*Work to complete*
For each line below that holds the word "Port", make a copy.

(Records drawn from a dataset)
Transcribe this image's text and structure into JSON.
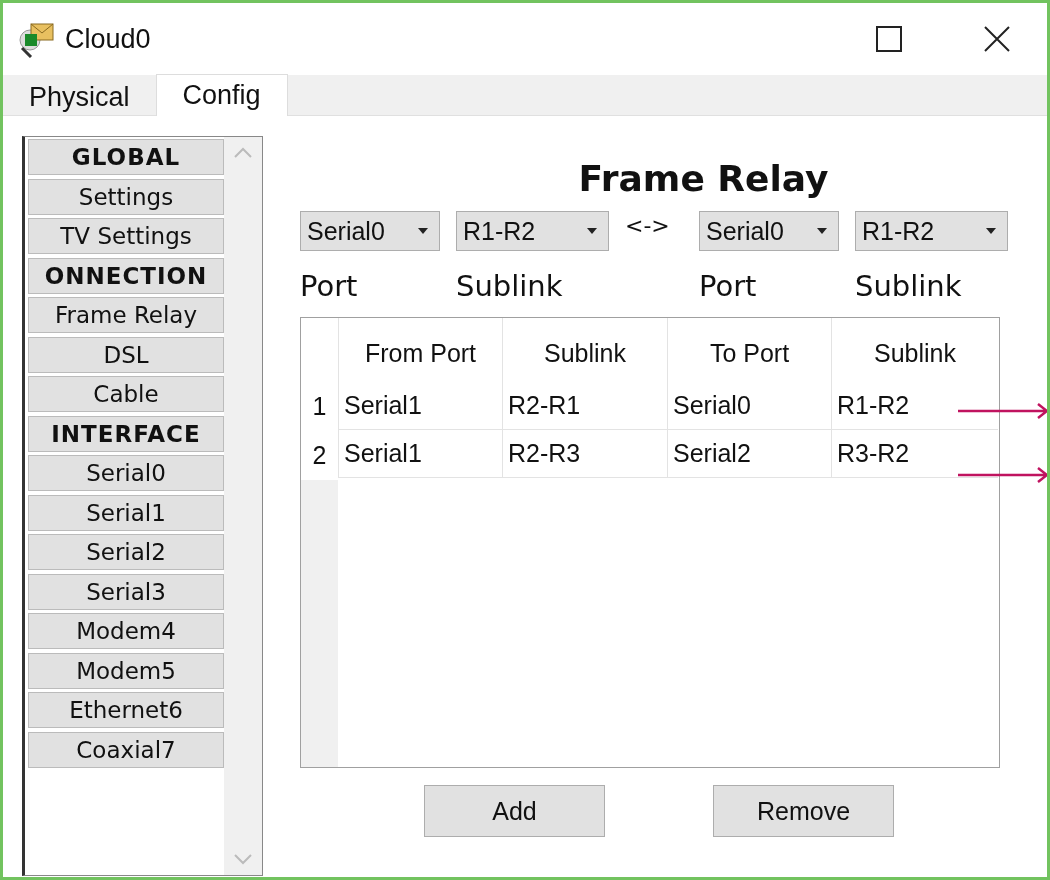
{
  "window": {
    "title": "Cloud0"
  },
  "tabs": [
    {
      "label": "Physical",
      "selected": false
    },
    {
      "label": "Config",
      "selected": true
    }
  ],
  "sidebar": {
    "items": [
      {
        "label": "GLOBAL",
        "kind": "header"
      },
      {
        "label": "Settings",
        "kind": "item"
      },
      {
        "label": "TV Settings",
        "kind": "item"
      },
      {
        "label": "ONNECTION",
        "kind": "header"
      },
      {
        "label": "Frame Relay",
        "kind": "item"
      },
      {
        "label": "DSL",
        "kind": "item"
      },
      {
        "label": "Cable",
        "kind": "item"
      },
      {
        "label": "INTERFACE",
        "kind": "header"
      },
      {
        "label": "Serial0",
        "kind": "item"
      },
      {
        "label": "Serial1",
        "kind": "item"
      },
      {
        "label": "Serial2",
        "kind": "item"
      },
      {
        "label": "Serial3",
        "kind": "item"
      },
      {
        "label": "Modem4",
        "kind": "item"
      },
      {
        "label": "Modem5",
        "kind": "item"
      },
      {
        "label": "Ethernet6",
        "kind": "item"
      },
      {
        "label": "Coaxial7",
        "kind": "item"
      }
    ]
  },
  "panel": {
    "title": "Frame Relay",
    "selectors": [
      {
        "value": "Serial0",
        "label": "Port"
      },
      {
        "value": "R1-R2",
        "label": "Sublink"
      },
      {
        "value": "Serial0",
        "label": "Port"
      },
      {
        "value": "R1-R2",
        "label": "Sublink"
      }
    ],
    "link_symbol": "<->",
    "table": {
      "columns": [
        "From Port",
        "Sublink",
        "To Port",
        "Sublink"
      ],
      "rows": [
        {
          "number": "1",
          "cells": [
            "Serial1",
            "R2-R1",
            "Serial0",
            "R1-R2"
          ]
        },
        {
          "number": "2",
          "cells": [
            "Serial1",
            "R2-R3",
            "Serial2",
            "R3-R2"
          ]
        }
      ]
    },
    "buttons": [
      "Add",
      "Remove"
    ]
  }
}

*Answer space*
        "label": "Port"
        "label": "Port"
        "From Port",
        "To Port",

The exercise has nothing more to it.